Differences Between Dog and Puppy Nutrition

Puppy nutrition has different requirements that those of a grown dog. Puppies are going through a lot of development very quickly while dogs are just trying to maintain a proper weight and health level. This requires different types of food.

Puppy Nutritional Requirements

In the first few months of your puppy's life, he goes through many changes such as bone and joint development, cognitive development and brain growth, muscle development, internal organ growth and immune system development.

To meet these requirements, puppies need much more protein than adult dogs. Puppy food is formulated to include a higher protein count, but the quality of the protein is also important. Make sure the first three ingredients of the food you buy are protein sources, not "meat by-products" or any type of grain such as corn, wheat or white rice.

Just as with human children, calcium and phosphorus are important for bone and teeth growth and development. Omega fatty acids are also important. If these are not included in your puppy food, you can find Omega-3 capsules at any health food or grocery store.

Fats are also an important part of a puppy diet because they provide more energy and make the diet more palatable. Just make sure to feed your dog based on the average requirements, not maximum. An overweight puppy can experience health problems later in life.

Dog's stomachs are set up to attack foreign objects, so puppies that are fed only one protein or only one type of food will have trouble switching foods later in life. You should vary your food type and protein source when puppies are young, careful to change foods slowly.

Adult Dog Nutritional Requirements

Adult dogs have stopped growing and developing. Thus, they need fewer calories and a more balanced diet for maintaining healthy bones, muscles and internal organs rather than creating them. Puppies require 25 percent protein and 17 percent fat content in their food. Adult dogs require 18 percent protein and 9-15 percent fat, more if your dog participates in dog sports.

As such, protein levels and fat levels should be lower, but quality of protein is still important. Though you are overall looking for a lower percentage of protein, the first three ingredients in your food should still have quality protein.

Puppies will usually switch to their adult food between one and two years. Smaller breeds mature more quickly, so they may begin eating adult food around a year while a large breed may be closer to two years.

If your puppy is starting to put on weight, it may be time to switch to an adult food. You also might be overfeeding or feeding a food with too many fillers that your dog can't digest. These just turn to sugar in your dog's system.

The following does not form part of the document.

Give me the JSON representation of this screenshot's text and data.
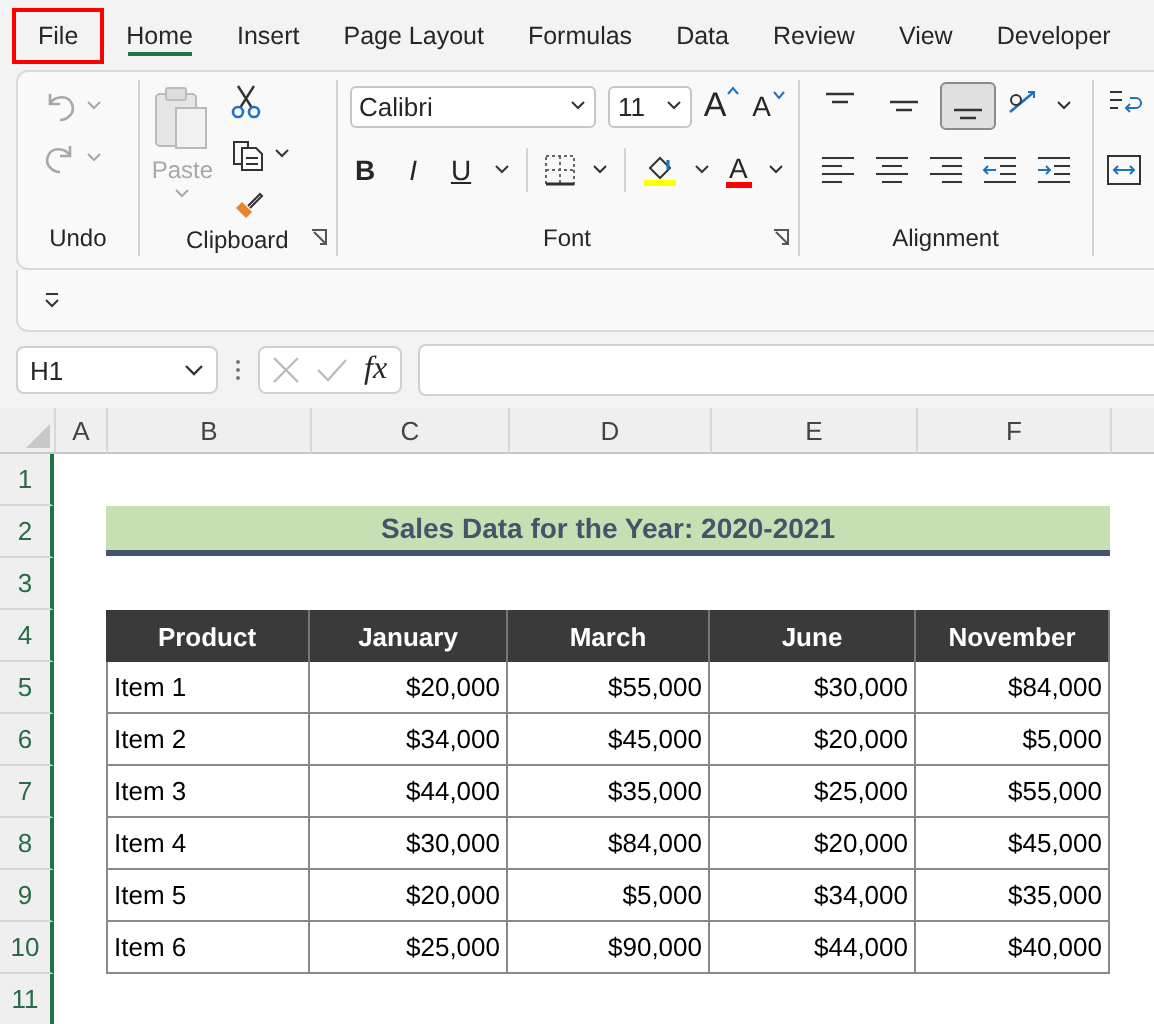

Quality nutrition is important for your dog at all stages of life. However, it is even more important during your dog's first year as key development is taking place. Be sure to read dog food labels to ensure you are providing the proper amount of nutrition.